The Night Larry Kramer Kissed Me is a play by David Drake.
It was first staged in London in 1994. A new production – directed by Steven Dexter – will open on 3 February at the New Wimbledon Theatre and will star John Bell.
The play is a one-man show, and the story centres on one character.
After attending a performance of Larry Kramer’s play The Normal Heart, a young man’s life is changed forever thanks to the power of theatre. This is a coming-of-age story that follows the life of a young actor – his call to gay pride and activism in New York during the onset of HIV/AIDS in the 80s.
Broken up into a series of stories, the play explores that journey of self- discovery. From the late-night club crawl to the sweat of the gyms, from the threat of anti-gay violence to the place where condemnation, compromises and closets are a thing of the past. The Night Larry Kramer Kissed Me exposes the sexual, spiritual, and political yearnings at the heart of gay America shared by a whole generation of gay men and women.
This will be John Bell’s stage debut. He’s previously appeared in films such as The Hobbit and series such as Outlander.
I caught up with John Bell for a behind-the-scenes look at the production.
For your stage debut, you’re tackling a one-man show – were you looking for a challenge?
Absolutely. When I moved to London after finishing filming on Outlander Season 6, I was desperate to try my hand at theatre. So, when Dex got in contact about appearing in the revival of Larry Kramer, I jumped at the opportunity.
At first, I didn’t know it was going to be a ‘one man show’, however after talking with Dex and reading the script it was obvious to me that this was the play to do.
A challenge, yes, but one I’m excited to conquer.
When did you first encounter the work of Larry Kramer and The Normal Heart?

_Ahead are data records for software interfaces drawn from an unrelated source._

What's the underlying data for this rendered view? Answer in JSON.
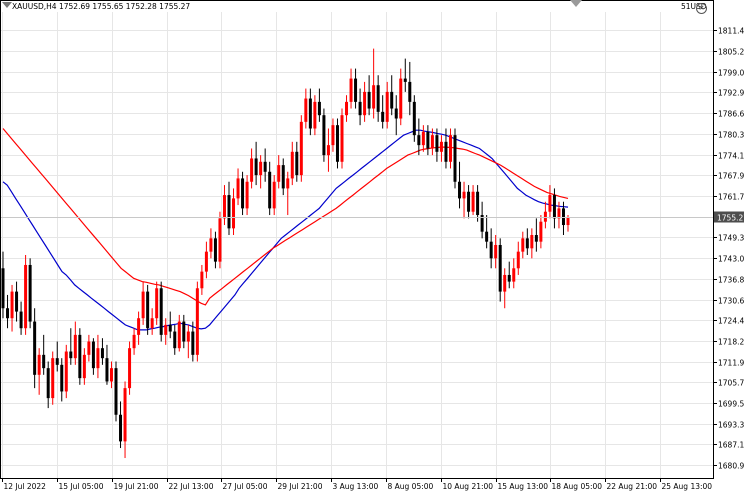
{
  "header": {
    "title": "XAUUSD,H4",
    "ohlc": "1752.69 1755.65 1752.28 1755.27",
    "account": "51USD"
  },
  "chart_data": {
    "type": "candlestick",
    "symbol": "XAUUSD",
    "timeframe": "H4",
    "ylim": [
      1677.0,
      1817.0
    ],
    "y_ticks": [
      "1811.45",
      "1805.25",
      "1799.00",
      "1792.90",
      "1786.60",
      "1780.35",
      "1774.15",
      "1767.95",
      "1761.70",
      "1755.27",
      "1749.30",
      "1743.05",
      "1736.85",
      "1730.60",
      "1724.40",
      "1718.20",
      "1711.95",
      "1705.75",
      "1699.55",
      "1693.30",
      "1687.10",
      "1680.90"
    ],
    "x_labels": [
      "12 Jul 2022",
      "15 Jul 05:00",
      "19 Jul 21:00",
      "22 Jul 13:00",
      "27 Jul 05:00",
      "29 Jul 21:00",
      "3 Aug 13:00",
      "8 Aug 05:00",
      "10 Aug 21:00",
      "15 Aug 13:00",
      "18 Aug 05:00",
      "22 Aug 21:00",
      "25 Aug 13:00"
    ],
    "current_price": 1755.27,
    "bull_color": "#ff0000",
    "bear_color": "#000000",
    "ma_series": [
      {
        "color": "#0000cc",
        "values": [
          1766,
          1765,
          1763,
          1761,
          1759,
          1757,
          1755,
          1753,
          1751,
          1749,
          1747,
          1745,
          1743,
          1741,
          1739,
          1738,
          1736.5,
          1735,
          1734,
          1733,
          1732,
          1731,
          1730,
          1729,
          1728,
          1727,
          1726,
          1725,
          1724,
          1723,
          1722.5,
          1722,
          1721.5,
          1721.5,
          1721.5,
          1721.8,
          1722,
          1722.3,
          1722.5,
          1722.8,
          1723,
          1723.2,
          1723.5,
          1723.2,
          1723,
          1722.5,
          1722,
          1721.8,
          1722,
          1723,
          1724.5,
          1726,
          1727.5,
          1729,
          1730.5,
          1732,
          1734,
          1735.5,
          1737,
          1738.5,
          1740,
          1741.5,
          1743,
          1744.5,
          1746,
          1747.5,
          1749,
          1750,
          1751,
          1752,
          1753,
          1754,
          1755,
          1756,
          1757,
          1758,
          1759.5,
          1761,
          1762.5,
          1764,
          1765,
          1766,
          1767,
          1768,
          1769,
          1770,
          1771,
          1772,
          1773,
          1774,
          1775,
          1776,
          1777,
          1778,
          1779,
          1780,
          1780.5,
          1781,
          1781.5,
          1781.5,
          1781.2,
          1781,
          1780.8,
          1780.5,
          1780.3,
          1780,
          1779.5,
          1779,
          1778.5,
          1778,
          1777.5,
          1777,
          1776.5,
          1776,
          1775,
          1774,
          1773,
          1771.5,
          1770,
          1768.5,
          1767,
          1765.5,
          1764,
          1763,
          1762,
          1761.3,
          1760.6,
          1760,
          1759.6,
          1759.3,
          1759,
          1758.8,
          1758.6,
          1758.5,
          1758.4
        ]
      },
      {
        "color": "#ff0000",
        "values": [
          1782,
          1780.5,
          1779,
          1777.5,
          1776,
          1774.5,
          1773,
          1771.5,
          1770,
          1768.5,
          1767,
          1765.5,
          1764,
          1762.5,
          1761,
          1759.5,
          1758,
          1756.5,
          1755,
          1753.5,
          1752,
          1750.5,
          1749,
          1747.5,
          1746,
          1744.5,
          1743,
          1741.5,
          1740,
          1739,
          1738,
          1737,
          1736.5,
          1736,
          1735.8,
          1735.5,
          1735.2,
          1735,
          1734.6,
          1734.2,
          1733.8,
          1733.4,
          1733,
          1732.4,
          1731.8,
          1731,
          1730.2,
          1729.5,
          1729,
          1731,
          1732,
          1733,
          1734,
          1735,
          1736,
          1737,
          1738,
          1739,
          1740,
          1741,
          1742,
          1743,
          1744,
          1745,
          1746,
          1746.8,
          1747.6,
          1748.4,
          1749.2,
          1750,
          1750.8,
          1751.6,
          1752.4,
          1753.2,
          1754,
          1754.8,
          1755.6,
          1756.4,
          1757.2,
          1758,
          1759,
          1760,
          1761,
          1762,
          1763,
          1764,
          1765,
          1766,
          1767,
          1768,
          1769,
          1770,
          1770.8,
          1771.6,
          1772.4,
          1773.2,
          1774,
          1774.5,
          1775,
          1775.5,
          1775.8,
          1776,
          1776.2,
          1776.3,
          1776.4,
          1776.4,
          1776.3,
          1776.2,
          1776,
          1775.8,
          1775.5,
          1775,
          1774.5,
          1774,
          1773.4,
          1772.8,
          1772.2,
          1771.6,
          1771,
          1770.2,
          1769.4,
          1768.6,
          1767.8,
          1767,
          1766.2,
          1765.4,
          1764.6,
          1764,
          1763.4,
          1762.8,
          1762.4,
          1762,
          1761.6,
          1761.3,
          1761
        ]
      }
    ],
    "candles_ohlc": [
      [
        1740,
        1745,
        1725,
        1728
      ],
      [
        1728,
        1732,
        1722,
        1725
      ],
      [
        1725,
        1735,
        1721,
        1733
      ],
      [
        1733,
        1736,
        1724,
        1727
      ],
      [
        1727,
        1730,
        1720,
        1722
      ],
      [
        1722,
        1744,
        1720,
        1741
      ],
      [
        1741,
        1743,
        1722,
        1724
      ],
      [
        1724,
        1728,
        1704,
        1708
      ],
      [
        1708,
        1716,
        1702,
        1714
      ],
      [
        1714,
        1720,
        1708,
        1710
      ],
      [
        1710,
        1712,
        1698,
        1701
      ],
      [
        1701,
        1715,
        1699,
        1713
      ],
      [
        1713,
        1718,
        1709,
        1711
      ],
      [
        1711,
        1713,
        1700,
        1703
      ],
      [
        1703,
        1717,
        1701,
        1715
      ],
      [
        1715,
        1722,
        1711,
        1713
      ],
      [
        1713,
        1724,
        1711,
        1720
      ],
      [
        1720,
        1722,
        1705,
        1707
      ],
      [
        1707,
        1716,
        1705,
        1714
      ],
      [
        1714,
        1720,
        1712,
        1718
      ],
      [
        1718,
        1719,
        1708,
        1710
      ],
      [
        1710,
        1720,
        1707,
        1716
      ],
      [
        1716,
        1719,
        1711,
        1713
      ],
      [
        1713,
        1717,
        1705,
        1706
      ],
      [
        1706,
        1712,
        1704,
        1710
      ],
      [
        1710,
        1712,
        1694,
        1696
      ],
      [
        1696,
        1700,
        1686,
        1688
      ],
      [
        1688,
        1706,
        1683,
        1704
      ],
      [
        1704,
        1718,
        1702,
        1716
      ],
      [
        1716,
        1722,
        1714,
        1720
      ],
      [
        1720,
        1727,
        1717,
        1725
      ],
      [
        1725,
        1736,
        1723,
        1733
      ],
      [
        1733,
        1735,
        1720,
        1722
      ],
      [
        1722,
        1728,
        1720,
        1725
      ],
      [
        1725,
        1736,
        1723,
        1734
      ],
      [
        1734,
        1736,
        1718,
        1720
      ],
      [
        1720,
        1725,
        1717,
        1723
      ],
      [
        1723,
        1727,
        1719,
        1721
      ],
      [
        1721,
        1723,
        1714,
        1716
      ],
      [
        1716,
        1726,
        1715,
        1724
      ],
      [
        1724,
        1726,
        1716,
        1718
      ],
      [
        1718,
        1723,
        1713,
        1721
      ],
      [
        1721,
        1724,
        1712,
        1714
      ],
      [
        1714,
        1736,
        1712,
        1734
      ],
      [
        1734,
        1741,
        1732,
        1739
      ],
      [
        1739,
        1748,
        1737,
        1745
      ],
      [
        1745,
        1752,
        1743,
        1749
      ],
      [
        1749,
        1751,
        1740,
        1742
      ],
      [
        1742,
        1757,
        1740,
        1755
      ],
      [
        1755,
        1765,
        1753,
        1762
      ],
      [
        1762,
        1766,
        1750,
        1752
      ],
      [
        1752,
        1764,
        1750,
        1761
      ],
      [
        1761,
        1770,
        1759,
        1767
      ],
      [
        1767,
        1769,
        1756,
        1758
      ],
      [
        1758,
        1768,
        1756,
        1766
      ],
      [
        1766,
        1776,
        1764,
        1773
      ],
      [
        1773,
        1778,
        1765,
        1768
      ],
      [
        1768,
        1774,
        1764,
        1772
      ],
      [
        1772,
        1776,
        1766,
        1769
      ],
      [
        1769,
        1772,
        1756,
        1758
      ],
      [
        1758,
        1768,
        1756,
        1766
      ],
      [
        1766,
        1774,
        1764,
        1771
      ],
      [
        1771,
        1773,
        1762,
        1764
      ],
      [
        1764,
        1769,
        1756,
        1767
      ],
      [
        1767,
        1778,
        1765,
        1775
      ],
      [
        1775,
        1778,
        1766,
        1768
      ],
      [
        1768,
        1786,
        1766,
        1784
      ],
      [
        1784,
        1794,
        1782,
        1791
      ],
      [
        1791,
        1794,
        1780,
        1782
      ],
      [
        1782,
        1792,
        1780,
        1790
      ],
      [
        1790,
        1794,
        1784,
        1786
      ],
      [
        1786,
        1788,
        1772,
        1774
      ],
      [
        1774,
        1782,
        1769,
        1777
      ],
      [
        1777,
        1785,
        1775,
        1783
      ],
      [
        1783,
        1785,
        1770,
        1772
      ],
      [
        1772,
        1788,
        1770,
        1786
      ],
      [
        1786,
        1792,
        1784,
        1790
      ],
      [
        1790,
        1800,
        1788,
        1797
      ],
      [
        1797,
        1800,
        1788,
        1790
      ],
      [
        1790,
        1794,
        1783,
        1786
      ],
      [
        1786,
        1796,
        1784,
        1793
      ],
      [
        1793,
        1798,
        1786,
        1788
      ],
      [
        1788,
        1806,
        1785,
        1795
      ],
      [
        1795,
        1798,
        1784,
        1787
      ],
      [
        1787,
        1792,
        1782,
        1784
      ],
      [
        1784,
        1796,
        1782,
        1793
      ],
      [
        1793,
        1798,
        1786,
        1788
      ],
      [
        1788,
        1792,
        1780,
        1785
      ],
      [
        1785,
        1800,
        1783,
        1797
      ],
      [
        1797,
        1803,
        1793,
        1796
      ],
      [
        1796,
        1802,
        1786,
        1790
      ],
      [
        1790,
        1792,
        1778,
        1780
      ],
      [
        1780,
        1785,
        1774,
        1777
      ],
      [
        1777,
        1783,
        1775,
        1781
      ],
      [
        1781,
        1783,
        1774,
        1776
      ],
      [
        1776,
        1782,
        1774,
        1780
      ],
      [
        1780,
        1782,
        1772,
        1775
      ],
      [
        1775,
        1780,
        1772,
        1778
      ],
      [
        1778,
        1782,
        1770,
        1772
      ],
      [
        1772,
        1782,
        1770,
        1780
      ],
      [
        1780,
        1782,
        1764,
        1766
      ],
      [
        1766,
        1772,
        1758,
        1761
      ],
      [
        1761,
        1766,
        1755,
        1763
      ],
      [
        1763,
        1765,
        1755,
        1757
      ],
      [
        1757,
        1765,
        1756,
        1763
      ],
      [
        1763,
        1765,
        1754,
        1756
      ],
      [
        1756,
        1760,
        1749,
        1751
      ],
      [
        1751,
        1756,
        1746,
        1748
      ],
      [
        1748,
        1752,
        1740,
        1743
      ],
      [
        1743,
        1750,
        1740,
        1747
      ],
      [
        1747,
        1749,
        1730,
        1733
      ],
      [
        1733,
        1740,
        1728,
        1738
      ],
      [
        1738,
        1742,
        1734,
        1736
      ],
      [
        1736,
        1743,
        1734,
        1740
      ],
      [
        1740,
        1748,
        1738,
        1745
      ],
      [
        1745,
        1751,
        1743,
        1749
      ],
      [
        1749,
        1752,
        1744,
        1746
      ],
      [
        1746,
        1752,
        1743,
        1750
      ],
      [
        1750,
        1755,
        1745,
        1748
      ],
      [
        1748,
        1756,
        1746,
        1754
      ],
      [
        1754,
        1760,
        1752,
        1757
      ],
      [
        1757,
        1765,
        1755,
        1762
      ],
      [
        1762,
        1764,
        1752,
        1755
      ],
      [
        1755,
        1760,
        1752,
        1758
      ],
      [
        1758,
        1760,
        1750,
        1753
      ],
      [
        1753,
        1756,
        1751,
        1755.27
      ]
    ]
  },
  "axis": {
    "y": [
      "1811.45",
      "1805.25",
      "1799.00",
      "1792.90",
      "1786.60",
      "1780.35",
      "1774.15",
      "1767.95",
      "1761.70",
      "1755.27",
      "1749.30",
      "1743.05",
      "1736.85",
      "1730.60",
      "1724.40",
      "1718.20",
      "1711.95",
      "1705.75",
      "1699.55",
      "1693.30",
      "1687.10",
      "1680.90"
    ],
    "x": [
      "12 Jul 2022",
      "15 Jul 05:00",
      "19 Jul 21:00",
      "22 Jul 13:00",
      "27 Jul 05:00",
      "29 Jul 21:00",
      "3 Aug 13:00",
      "8 Aug 05:00",
      "10 Aug 21:00",
      "15 Aug 13:00",
      "18 Aug 05:00",
      "22 Aug 21:00",
      "25 Aug 13:00"
    ]
  },
  "colors": {
    "grid": "#e6e6e6",
    "axis": "#000000",
    "price_box": "#4d4d4d"
  },
  "icons": {
    "close": "close-icon",
    "scroll_marker": "scroll-marker-icon",
    "menu": "menu-triangle-icon"
  }
}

I first saw The Normal Heart a month before I received the offer for Larry Kramer. My friend and I wanted to see something at The National, so we went along. Safe to say that I was incredibly moved by the play.
I’ve now seen the HBO production with Mark Ruffalo which I also thoroughly enjoyed.
The time period of this play is obviously a specific point of history, and our experience of HIV is vastly different now to what it was then. Have you had to do much research to get your head around the context that this character is operating in?
In a way, yes – it’s plays like The Normal Heart, documentaries like Paris is Burning and shows like It’s a Sin, that have helped me not only understand HIV/AIDS but a wider of appreciation of what it means to be queer and the people in our community who fought and stood up for our rights long before I was born.
I implore all young queer folk to research and learn.
Has preparing for this role had any personal impact on your understanding of the LGBTQ community’s history with HIV/AIDS and how that continues to shape the LGBTQ community today?
I’m always learning more, so of course the play has helped me to understand my community’s history.
To me, the play is a love letter to those who came before and the generation that were lost as a result of the homophobia and ignorance of the late 80s early 90s, and the activists who fought to change that.
What do you hope that people feel when watching your performance in The Night Larry Kramer Kissed Me
I hope people are touched by the story’s poignancy. I also say, let the audience take away from the play whatever they want! It’s a tribute, a vigil, a comedy and a tragedy all wrapped up in one.
I guess, by the end, I hope they themselves feel hopeful, that we are all marching forward, and together we are stronger than any hate.